Fear is mankind’s biggest enemy
By: Saad Al-Dosari
Few months ago, when the Middle East Respiratory Syndrome (MERS) virus was the talk of the Kingdom, Jeddah in particular, a kid in my son’s school was reported sick. The news did not take long to spread between mothers’ of the children. Within few hours, there were heated discussions whether or not they should send the kids to the school. This writer’s wife contacted the school and the administration assured us that there was nothing to worry about, as they were following up with kid’s parents and it seemed that he only had caught a cold. About 30 percent of our son’s classmates remained absent for the next two weeks although the sick child got back in two days; it was a cold indeed.
I was reminded of this incident while reading about the panic that has gripped Europe and the US because of Ebola.
The similarities between the two cases and how people are responding to the reports with fear, rumors, and exaggerations are so subtle to overlook, calling for psychologists to investigate into this phenomenon. That does not mean in any way that fear in such cases is not justified, the death toll is a reason enough to take notice, “If the risk is that you might die, then it is a big deal,” said Angela McLean, an Oxford University mathematical biologist, about Ebola. The problem is that in many cases, the reaction to the reports about the virus seems to be overblown.
During the MERS days, there were Saudis who stopped going to work, praying in mosques, and sending their kids to school, as if the virus was waiting just outside their doors to infect them. Some of them completely abandoned their social lives and decided to stay grounded so as to minimize the chances of contracting the virus. If one notices in both the cases, health workers were the first ones to have got infected.
Europe is going through a similar panic these days; legislators are struggling with flights ban decisions, airports screening procedures, and sealing off complete buildings with people inside just in case! In Macedonia, the authorities decided to seal off a hotel in the capital for days, keeping all guests inside, after a British guest died in his room, fearing that the cause of death might be Ebola; it was not, and he died because of alcohol abuse.

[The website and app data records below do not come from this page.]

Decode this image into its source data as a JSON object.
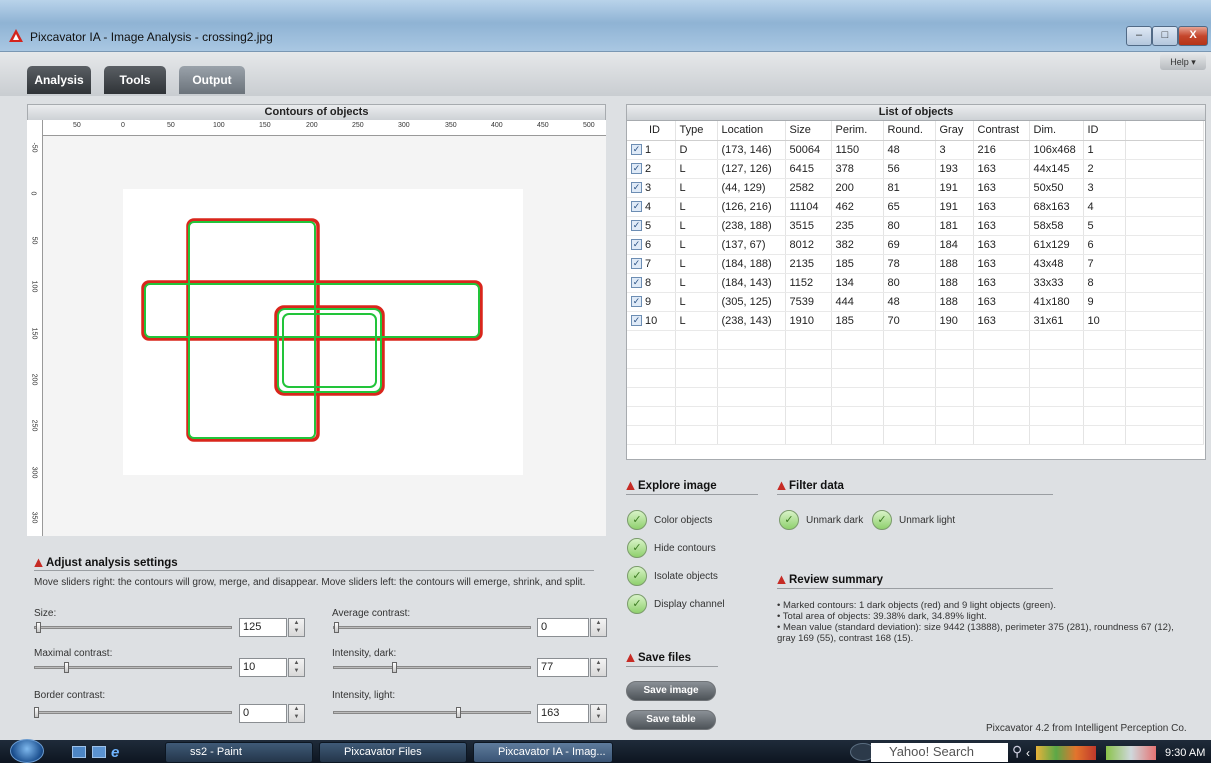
{
  "window": {
    "title": "Pixcavator IA - Image Analysis - crossing2.jpg",
    "min": "–",
    "max": "□",
    "close": "X"
  },
  "tabs": [
    {
      "label": "Analysis"
    },
    {
      "label": "Tools"
    },
    {
      "label": "Output"
    }
  ],
  "help_label": "Help ▾",
  "contours_panel": {
    "title": "Contours of objects",
    "top_ruler": [
      "50",
      "0",
      "50",
      "100",
      "150",
      "200",
      "250",
      "300",
      "350",
      "400",
      "450",
      "500"
    ],
    "left_ruler": [
      "-50",
      "0",
      "50",
      "100",
      "150",
      "200",
      "250",
      "300",
      "350"
    ]
  },
  "adjust": {
    "title": "Adjust analysis settings",
    "hint": "Move sliders right: the contours will grow, merge, and disappear. Move sliders left: the contours will emerge, shrink, and split.",
    "sliders": [
      {
        "label": "Size:",
        "value": "125"
      },
      {
        "label": "Average contrast:",
        "value": "0"
      },
      {
        "label": "Maximal contrast:",
        "value": "10"
      },
      {
        "label": "Intensity, dark:",
        "value": "77"
      },
      {
        "label": "Border contrast:",
        "value": "0"
      },
      {
        "label": "Intensity, light:",
        "value": "163"
      }
    ]
  },
  "list": {
    "title": "List of objects",
    "columns": [
      "ID",
      "Type",
      "Location",
      "Size",
      "Perim.",
      "Round.",
      "Gray",
      "Contrast",
      "Dim.",
      "ID"
    ],
    "rows": [
      [
        "1",
        "D",
        "(173, 146)",
        "50064",
        "1150",
        "48",
        "3",
        "216",
        "106x468",
        "1"
      ],
      [
        "2",
        "L",
        "(127, 126)",
        "6415",
        "378",
        "56",
        "193",
        "163",
        "44x145",
        "2"
      ],
      [
        "3",
        "L",
        "(44, 129)",
        "2582",
        "200",
        "81",
        "191",
        "163",
        "50x50",
        "3"
      ],
      [
        "4",
        "L",
        "(126, 216)",
        "11104",
        "462",
        "65",
        "191",
        "163",
        "68x163",
        "4"
      ],
      [
        "5",
        "L",
        "(238, 188)",
        "3515",
        "235",
        "80",
        "181",
        "163",
        "58x58",
        "5"
      ],
      [
        "6",
        "L",
        "(137, 67)",
        "8012",
        "382",
        "69",
        "184",
        "163",
        "61x129",
        "6"
      ],
      [
        "7",
        "L",
        "(184, 188)",
        "2135",
        "185",
        "78",
        "188",
        "163",
        "43x48",
        "7"
      ],
      [
        "8",
        "L",
        "(184, 143)",
        "1152",
        "134",
        "80",
        "188",
        "163",
        "33x33",
        "8"
      ],
      [
        "9",
        "L",
        "(305, 125)",
        "7539",
        "444",
        "48",
        "188",
        "163",
        "41x180",
        "9"
      ],
      [
        "10",
        "L",
        "(238, 143)",
        "1910",
        "185",
        "70",
        "190",
        "163",
        "31x61",
        "10"
      ]
    ]
  },
  "explore": {
    "title": "Explore image",
    "buttons": [
      "Color objects",
      "Hide contours",
      "Isolate objects",
      "Display channel"
    ]
  },
  "filter": {
    "title": "Filter data",
    "buttons": [
      "Unmark dark",
      "Unmark light"
    ]
  },
  "review": {
    "title": "Review summary",
    "lines": [
      "• Marked contours: 1 dark objects (red) and 9 light objects (green).",
      "• Total area of objects: 39.38% dark, 34.89% light.",
      "• Mean value (standard deviation): size 9442 (13888), perimeter 375 (281), roundness 67 (12),",
      "gray 169 (55), contrast 168 (15)."
    ]
  },
  "save": {
    "title": "Save files",
    "image_btn": "Save image",
    "table_btn": "Save table"
  },
  "footer": "Pixcavator 4.2 from Intelligent Perception Co.",
  "taskbar": {
    "items": [
      "ss2 - Paint",
      "Pixcavator Files",
      "Pixcavator IA - Imag..."
    ],
    "search": "Yahoo! Search",
    "clock": "9:30 AM"
  }
}
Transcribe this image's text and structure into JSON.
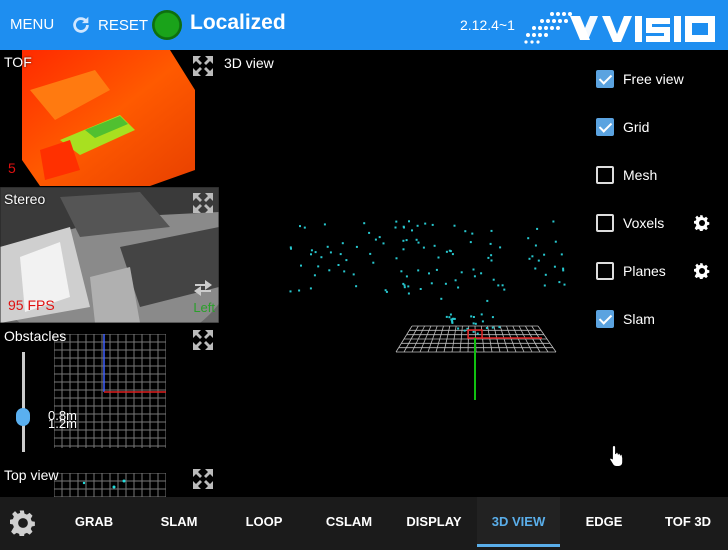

It is not news that we, the people, have always showed a great amount of fear whenever faced with the unknown. However, such tendencies seem to be intensifying as we become more civilized and attached to science; unknowns have no place in the modern minds that believe in logical relationships, that everything is, somehow, subjected to a mathematical formula.
Claudine Burton-Jeangros, a sociology professor at the University of Geneva, told the New York Times “We live in very secure societies and like to think we know what will happen tomorrow. There is no place in our rational and scientific world for the unknown.”
“Objectively, the risks created by Ebola in Europe are very small,” said Burton-Jeangros, “but there is an uncertainty that creates fear.”
Media, unfortunately, is playing a major role in spreading panic and unrest. Flashy headlines and lengthy reports about the viruses’ causalities led to nothing but intensifying fears, preparing the public to be more receptive to rumors and wrong information. In the Kingdom, it was until the Ministry of Health modified its approach of sharing information about the virus, the flood of scares and rumors through media channels and social media platforms receded. You barely hear any talks about MERS these days although it still exists.
It is not the viruses, the wars, the terrorism that we should be worrying about; it is the fear of standing up and facing them.